As someone who came to SFG in the early nineties, has used it extensively and successfully with students and in teacher professional development, I strongly disagree with the recent media reporting. While various newspapers and commentators no doubt want the best for students, their negative reactions to SFG are invariably based on limited understanding of the grammar and even less actual experience with using it in the classroom. In at least one case, I suspect that professional jealousy also plays a part: “Boo, hoo! Functional Grammar is so much more popular than the grammar that I have come up with”.

So, let’s bust a couple of myths.

1. SFG replaces traditional grammar.

Wrong – SFG builds on traditional grammar. In fact, familiar terms (e.g. noun, verb, adverb, pronoun, subject, clause) can be found in Functional Grammar. The difference is that SFG places an emphasis on not only identifying and labeling grammatical categories, but also on describing how that grammatical element is functioning within a sentence and whole text. Consider these three examples.

  • The cat sat on the mat.
  • The cat woman left her entire fortune to the local animal refuge.
  • The cat sat on the mat. It licked its paws.

Being able to identify that ‘cat’ is a noun (a typical traditional grammar-type activity) might is a useful first step, but is actually of limited value. However, SFG provides a framework for discussing how that noun is functioning in each sentence. In the first instance, it is a participant in the action of sitting; in fact ‘cat’ is the actor in this sentence (as opposed to the mat – another noun -which indicates where the cat is sitting). In the second sentence, the noun is acting adjectivally, describing the woman. Moreover, it is acting in a special way to classify the type of woman – the cat woman (in contrast, for example, to ‘the dog woman’). In the example three, we could describe the way that the noun ‘cat’ is acting as part of a lexical chain to establish links between the two sentences. That is, cat is picked up by the pronoun ‘it’ in the second sentence and is also linked through the use of whole-part relationships (i.e. a paw is a part of a cat).

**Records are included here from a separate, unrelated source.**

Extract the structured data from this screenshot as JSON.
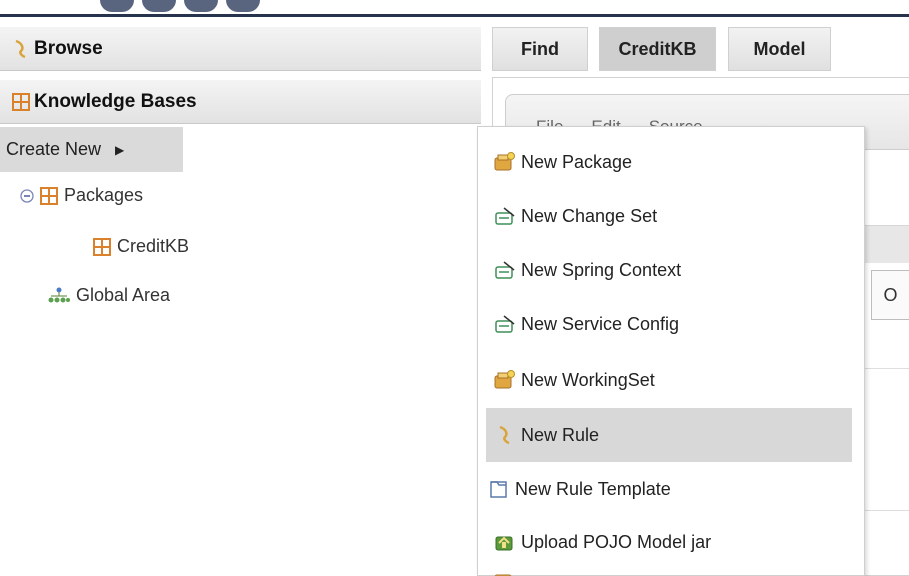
{
  "nav": {
    "browse_label": "Browse",
    "knowledge_bases_label": "Knowledge Bases",
    "create_new_label": "Create New",
    "tree": {
      "packages_label": "Packages",
      "creditkb_label": "CreditKB",
      "global_area_label": "Global Area"
    }
  },
  "tabs": [
    {
      "label": "Find"
    },
    {
      "label": "CreditKB",
      "selected": true
    },
    {
      "label": "Model"
    }
  ],
  "toolbar": {
    "file": "File",
    "edit": "Edit",
    "source": "Source"
  },
  "panel": {
    "box_text": "O"
  },
  "menu": {
    "items": [
      {
        "label": "New Package",
        "icon": "package-icon"
      },
      {
        "label": "New Change Set",
        "icon": "change-set-icon"
      },
      {
        "label": "New Spring Context",
        "icon": "spring-context-icon"
      },
      {
        "label": "New Service Config",
        "icon": "service-config-icon"
      },
      {
        "label": "New WorkingSet",
        "icon": "workingset-icon"
      },
      {
        "label": "New Rule",
        "icon": "rule-icon",
        "highlighted": true
      },
      {
        "label": "New Rule Template",
        "icon": "rule-template-icon"
      },
      {
        "label": "Upload POJO Model jar",
        "icon": "upload-jar-icon"
      }
    ]
  },
  "colors": {
    "accent_dark": "#27324d",
    "highlight": "#d8d8d8",
    "package_orange": "#d9822b"
  }
}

A disappointing aspect of the recent National Assessment Program Literacy and Numeracy (NAPLAN) testing was its dumbed down approach to language. Unfortunately, the nature of the questions have the potential to encourage teachers to undertake simple category and error identification training with students, rather than rich and engaging explorations the possibilities of language and how it can function effectively in a variety of contexts.

2. SFG is too complicated for teachers and students.

Look, the English language is huge – it’s complex and cannot be fully described in any succinct manner. However, just as science teachers are trained to communicate complex scientific concepts in age (and ability) appropriate ways to students, so English teachers are capable of extracting core concepts from the grammar and applying them in the classroom to a close study of language. Anyone willing to put in a bit of intellectual effort can learn the basics of the grammar in a fairly short period of time. The idea is not to turn teachers or students into full blown linguists; it’s to give them an informed, working knowledge about how language operates in order to improve reading and writing texts of various kinds.

In a future blog, I’ll explore some more myths about Functional Grammar and demonstrate its worth with further, practical examples.